Beyond that, the weight and portability of controllers are a huge benefit. Especially for working mobile DJs. Having to lug around a full turntable set up along with your records is a daunting task.
Digital controllers have improved in leaps and bounds. While they may not ever be as good as a vinyl setup you’ll still have a blast.
There is a large selection of DJ controllers available. Here are some of the best alternatives to the Rane One.
Pioneer DDJ 1000 Review
The Pioneer DDJ 1000 is an excellent controller with an expansive amount of features. It aligns closer to professional DJ gear that you’ll likely find in clubs. But it doesn’t have motorized platters.
- Large and capable jogwheels that feature onboard displays.
- Four-channel mixer with included hardware FX.
- Only works with Rekordbox. If you prefer Serato you’ll need to get the 1000SRT.
Read our full Pioneer DDJ 1000 review for more detailed information.
Pioneer DDJ 1000
Roland DJ 808 Review
If scratching is not as important to you the DJ 808 from Roland opens up a world of creative opportunities. It is ideally suited to producers looking at getting into DJing.
- Built-in drum sequencer featuring legendary Roland drum machine sounds.
- Excellent build quality and impressive sound.
- Not suited to DJs that have no interest in making beats on the fly.
Read our full Roland DJ 808 review for more detailed information.
Roland DJ 808
Numark Mixtrack Pro FX Review
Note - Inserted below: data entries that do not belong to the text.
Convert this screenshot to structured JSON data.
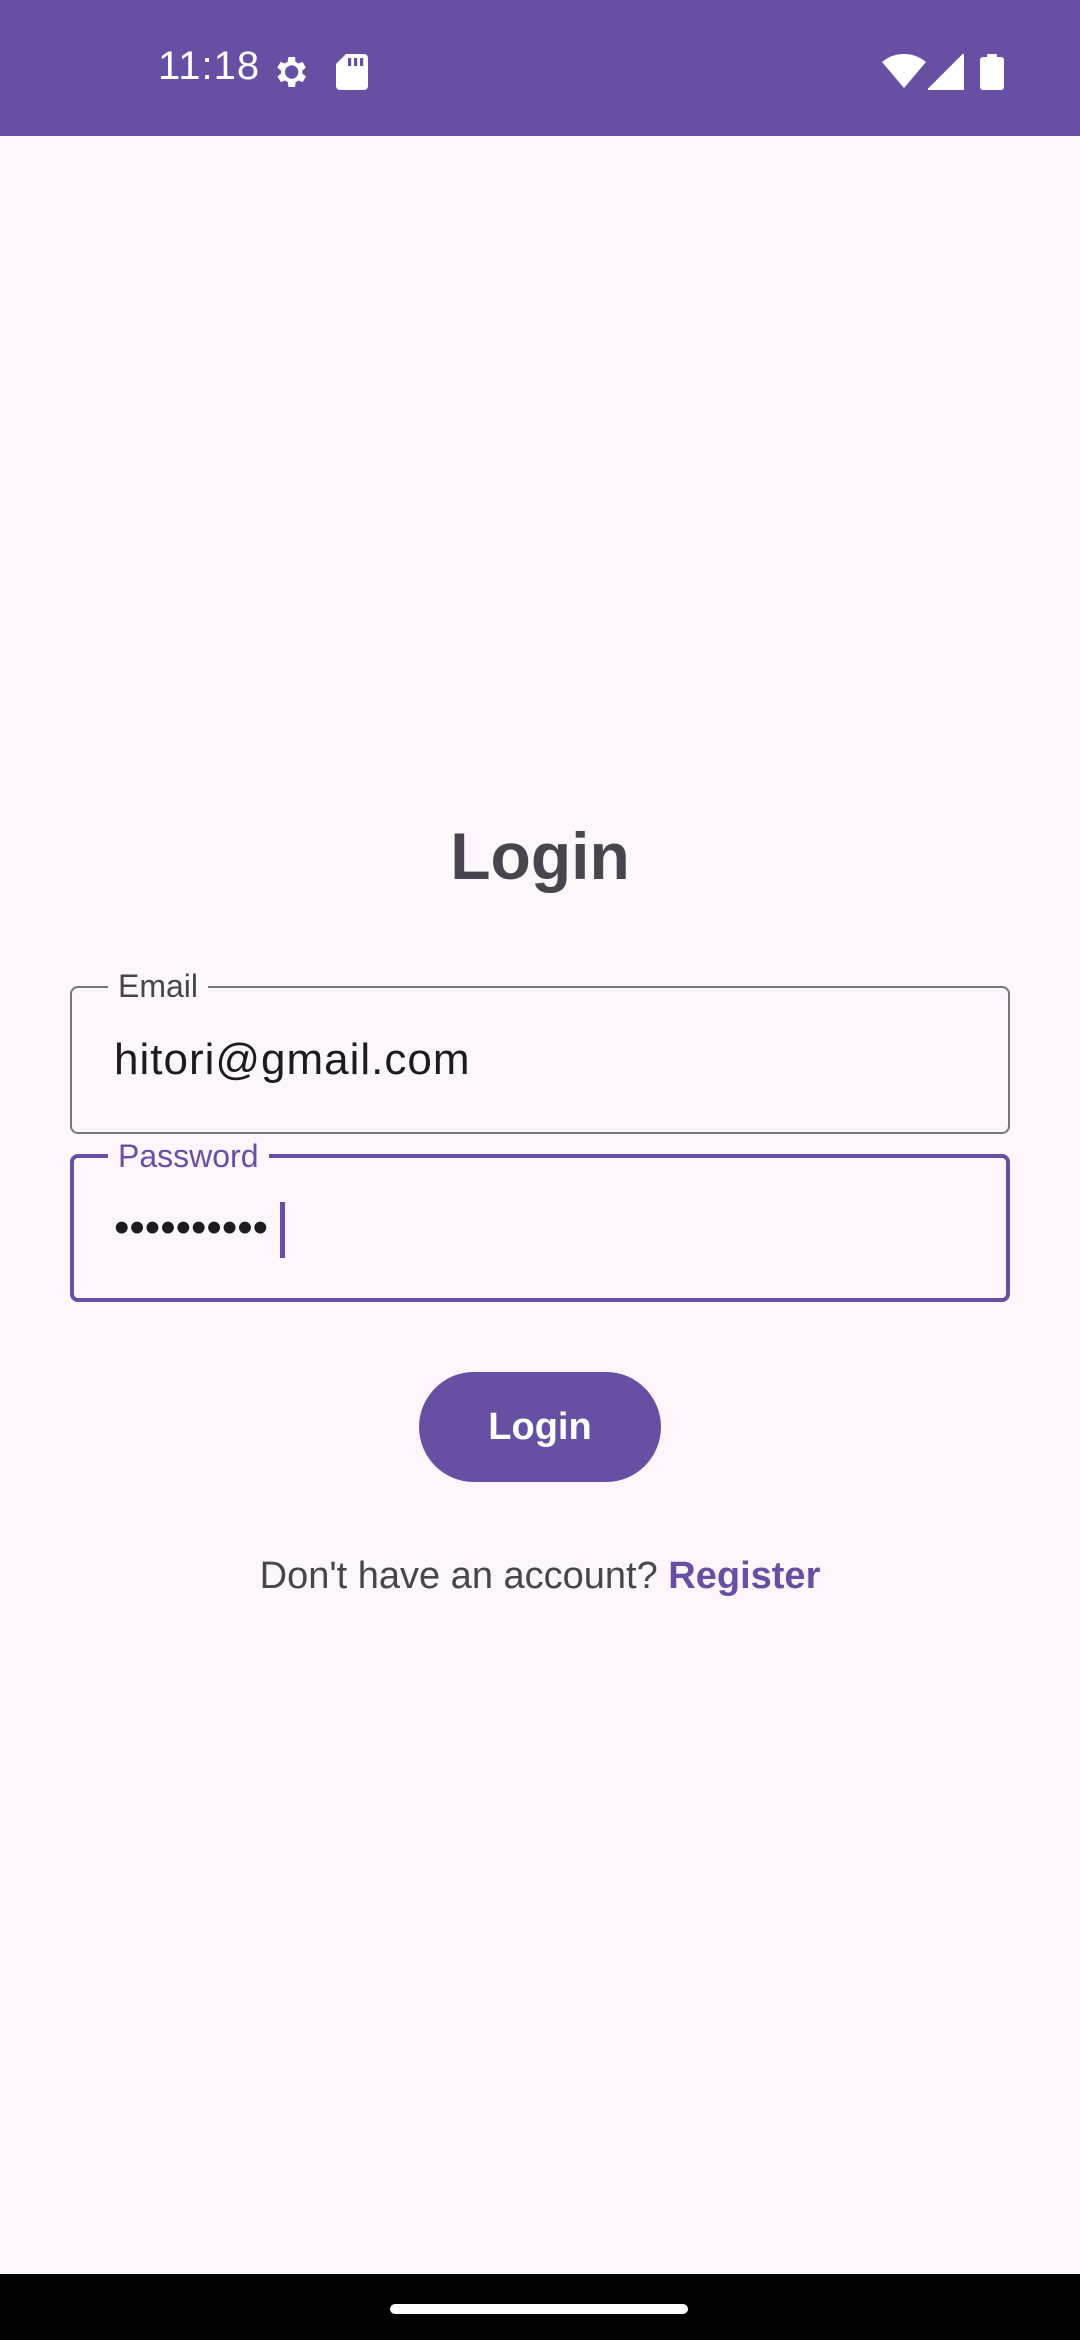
{
  "status_bar": {
    "time": "11:18",
    "icons": [
      "gear-icon",
      "sd-card-icon",
      "wifi-icon",
      "signal-icon",
      "battery-icon"
    ],
    "background": "#6650A4"
  },
  "main": {
    "title": "Login",
    "email_field": {
      "label": "Email",
      "value": "hitori@gmail.com"
    },
    "password_field": {
      "label": "Password",
      "value": "••••••••••",
      "focused": true
    },
    "login_button": {
      "label": "Login"
    },
    "register": {
      "prompt": "Don't have an account? ",
      "link": "Register"
    }
  },
  "colors": {
    "primary": "#6650A4",
    "background": "#FDF7FC",
    "text": "#49454F"
  }
}
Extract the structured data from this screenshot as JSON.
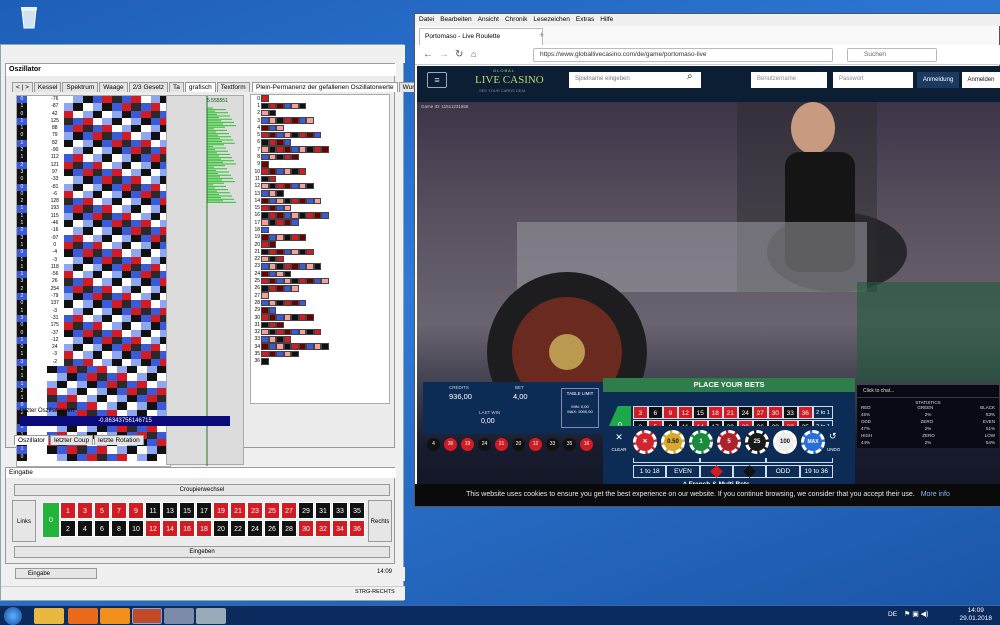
{
  "left_app": {
    "osc_title": "Oszillator",
    "tabs": [
      "< | >",
      "Kessel",
      "Spektrum",
      "Waage",
      "2/3 Gesetz",
      "Ta",
      "grafisch",
      "Textform"
    ],
    "perm_tab": "Plein-Permanenz der gefallenen Oszillatorwerte",
    "perm_tab2": "Wurfwe",
    "graf_value": "5.555551",
    "osc_label": "letzter Oszillatorwert",
    "osc_value": "-0.86343756146715",
    "bottom_tabs": [
      "Oszillator",
      "letzter Coup",
      "letzte Rotation"
    ],
    "eingabe_title": "Eingabe",
    "croupier": "Croupierwechsel",
    "links": "Links",
    "rechts": "Rechts",
    "zero": "0",
    "eingeben": "Eingeben",
    "status_left": "Eingabe",
    "status_time": "14:09",
    "tray_text": "STRG-RECHTS",
    "row_numbers": [
      "0",
      "1",
      "0",
      "1",
      "1",
      "0",
      "1",
      "2",
      "1",
      "2",
      "3",
      "0",
      "0",
      "0",
      "2",
      "1",
      "1",
      "1",
      "2",
      "3",
      "1",
      "0",
      "1",
      "1",
      "1",
      "3",
      "2",
      "2",
      "0",
      "1",
      "3",
      "0",
      "0",
      "1",
      "0",
      "1",
      "3",
      "1",
      "1",
      "1",
      "2",
      "1",
      "0",
      "2",
      "1",
      "0",
      "1",
      "3",
      "1",
      "0",
      "1"
    ],
    "row_values": [
      "-76",
      "-87",
      "42",
      "125",
      "88",
      "79",
      "82",
      "-90",
      "112",
      "121",
      "97",
      "-33",
      "-81",
      "-6",
      "128",
      "193",
      "115",
      "-46",
      "-16",
      "-97",
      "0",
      "-4",
      "-3",
      "118",
      "-56",
      "26",
      "254",
      "-79",
      "137",
      "-3",
      "-31",
      "175",
      "-37",
      "-12",
      "24",
      "-3",
      "-2"
    ],
    "perm_numbers": [
      "0",
      "1",
      "2",
      "3",
      "4",
      "5",
      "6",
      "7",
      "8",
      "9",
      "10",
      "11",
      "12",
      "13",
      "14",
      "15",
      "16",
      "17",
      "18",
      "19",
      "20",
      "21",
      "22",
      "23",
      "24",
      "25",
      "26",
      "27",
      "28",
      "29",
      "30",
      "31",
      "32",
      "33",
      "34",
      "35",
      "36"
    ]
  },
  "browser": {
    "menu": [
      "Datei",
      "Bearbeiten",
      "Ansicht",
      "Chronik",
      "Lesezeichen",
      "Extras",
      "Hilfe"
    ],
    "tab_title": "Portomaso - Live Roulette",
    "url": "https://www.globallivecasino.com/de/game/portomaso-live",
    "search": "Suchen",
    "brand_small": "GLOBAL",
    "brand": "LIVE CASINO",
    "brand_sub": "SEE YOUR CARDS DEAL",
    "game_search": "Spielname eingeben",
    "user": "Benutzername",
    "pass": "Passwort",
    "login": "Anmeldung",
    "register": "Anmelden",
    "game_id": "Game ID: 11511231556",
    "place_bets": "PLACE YOUR BETS",
    "credits_label": "CREDITS",
    "credits": "936,00",
    "bet_label": "BET",
    "bet": "4,00",
    "table_limit": "TABLE LIMIT",
    "min": "MIN: 0,00",
    "max": "MAX: 2000,00",
    "lastwin_label": "LAST WIN",
    "lastwin": "0,00",
    "french": "^ French & Multi Bets",
    "dozens": [
      "1st 12",
      "2nd 12",
      "3rd 12"
    ],
    "outside": [
      "1 to 18",
      "EVEN",
      "",
      "",
      "ODD",
      "19 to 36"
    ],
    "col2to1": "2 to 1",
    "history": [
      "4",
      "36",
      "19",
      "24",
      "21",
      "20",
      "12",
      "33",
      "35",
      "16"
    ],
    "chips": [
      "0.50",
      "1",
      "5",
      "25",
      "100",
      "MAX"
    ],
    "clear": "CLEAR",
    "undo": "UNDO",
    "chat": "Click to chat...",
    "stats": "STATISTICS",
    "stat_rows": [
      [
        "RED",
        "GREEN",
        "BLACK"
      ],
      [
        "45%",
        "2%",
        "53%"
      ],
      [
        "ODD",
        "ZERO",
        "EVEN"
      ],
      [
        "47%",
        "2%",
        "51%"
      ],
      [
        "HIGH",
        "ZERO",
        "LOW"
      ],
      [
        "44%",
        "2%",
        "54%"
      ]
    ],
    "cookie": "This website uses cookies to ensure you get the best experience on our website. If you continue browsing, we consider that you accept their use.",
    "cookie_link": "More info"
  },
  "taskbar": {
    "lang": "DE",
    "time": "14:09",
    "date": "29.01.2018"
  }
}
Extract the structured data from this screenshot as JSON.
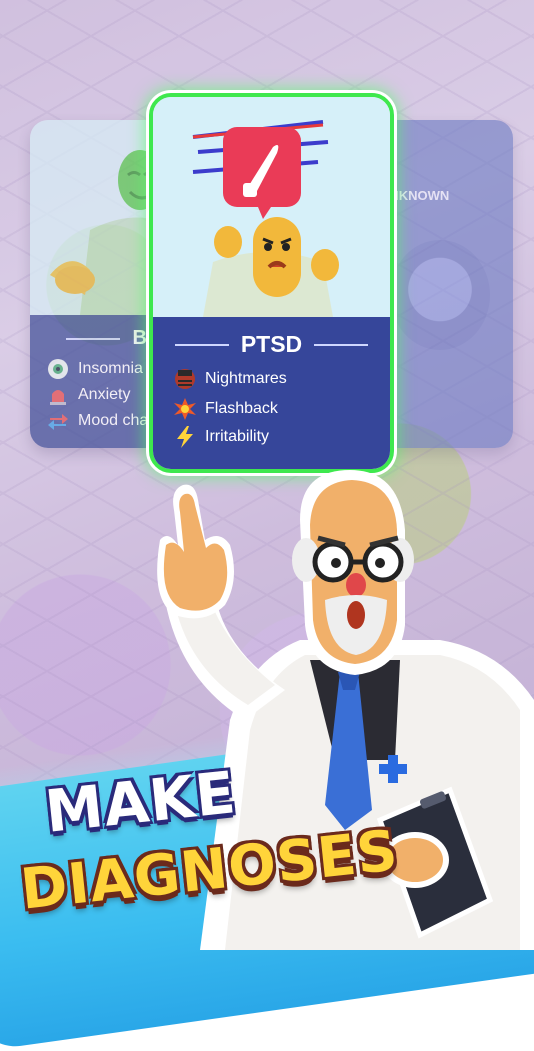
{
  "cards": {
    "left": {
      "title": "BIPOL",
      "symptoms": [
        {
          "label": "Insomnia",
          "icon": "eye-icon"
        },
        {
          "label": "Anxiety",
          "icon": "siren-icon"
        },
        {
          "label": "Mood char",
          "icon": "swap-arrows-icon"
        }
      ]
    },
    "center": {
      "title": "PTSD",
      "symptoms": [
        {
          "label": "Nightmares",
          "icon": "nightmare-face-icon"
        },
        {
          "label": "Flashback",
          "icon": "explosion-icon"
        },
        {
          "label": "Irritability",
          "icon": "lightning-icon"
        }
      ]
    },
    "right": {
      "title": "UNKNOWN"
    }
  },
  "banner": {
    "line1": "MAKE",
    "line2": "DIAGNOSES"
  },
  "colors": {
    "highlight": "#3ee84e",
    "panel": "#36469a",
    "banner_yellow": "#ffd43a",
    "wave_blue": "#3bbdf0"
  }
}
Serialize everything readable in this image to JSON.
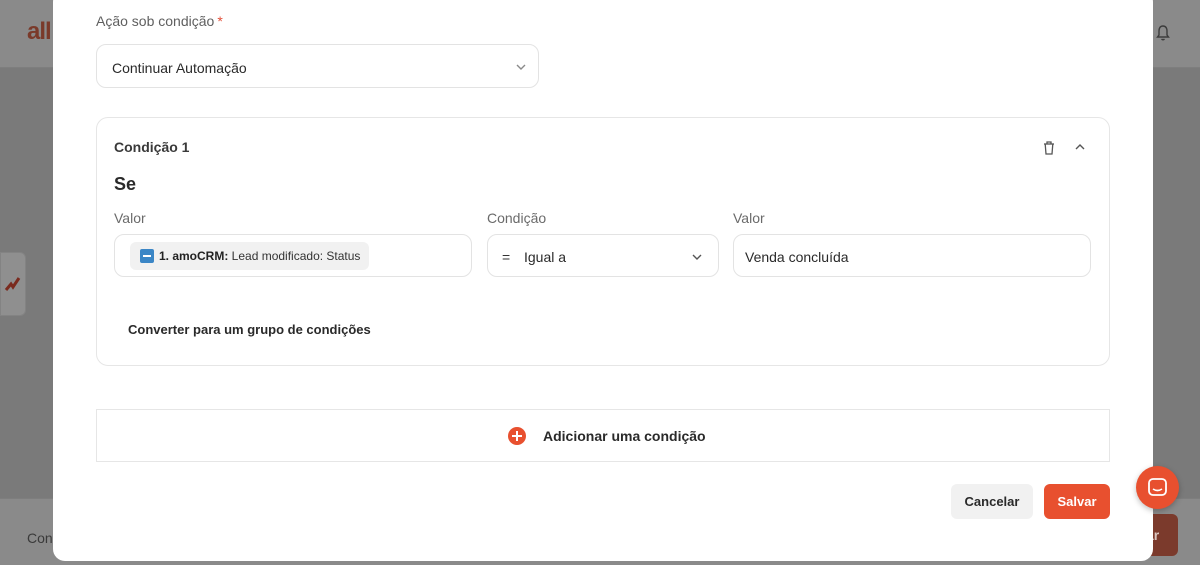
{
  "background": {
    "logo": "all",
    "footer_left": "Con",
    "footer_button": "ar"
  },
  "modal": {
    "action_label": "Ação sob condição",
    "required_mark": "*",
    "action_select_value": "Continuar Automação",
    "condition": {
      "title": "Condição 1",
      "if_heading": "Se",
      "value_label": "Valor",
      "condition_label": "Condição",
      "value2_label": "Valor",
      "chip_bold": "1. amoCRM:",
      "chip_rest": " Lead modificado: Status",
      "operator_symbol": "=",
      "operator_text": "Igual a",
      "compare_value": "Venda concluída",
      "convert_link": "Converter para um grupo de condições"
    },
    "add_condition": "Adicionar uma condição",
    "cancel_button": "Cancelar",
    "save_button": "Salvar"
  },
  "colors": {
    "accent": "#e8502f",
    "overlay": "#7a7a7a"
  }
}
If you are on a smaller budget but still want a good range of features the Mixtrack Pro FX is a good option. It features similar options to the Rane One but in a cheap entry-level package.
- Offers FX paddles like the Rane One for easy and expressive FX control.
- Budget price point but retains reasonable build quality.
- Doesn’t come with full version software.
Read our full Numark Mixtrack Pro FX review for more detailed information.
Numark Mixtrack Pro FX
Should You Buy?
The Rane One is an outstanding controller that ticks a lot of boxes. It is an excellent choice for scratch DJs that want a more compact controller. While it will never be able to compare to a proper vinyl setup it is also substantially cheaper than a full rig.
The exceptional build quality and thoughtful design make it among the best. If you are a scratch DJ you can’t go wrong with the Rane One.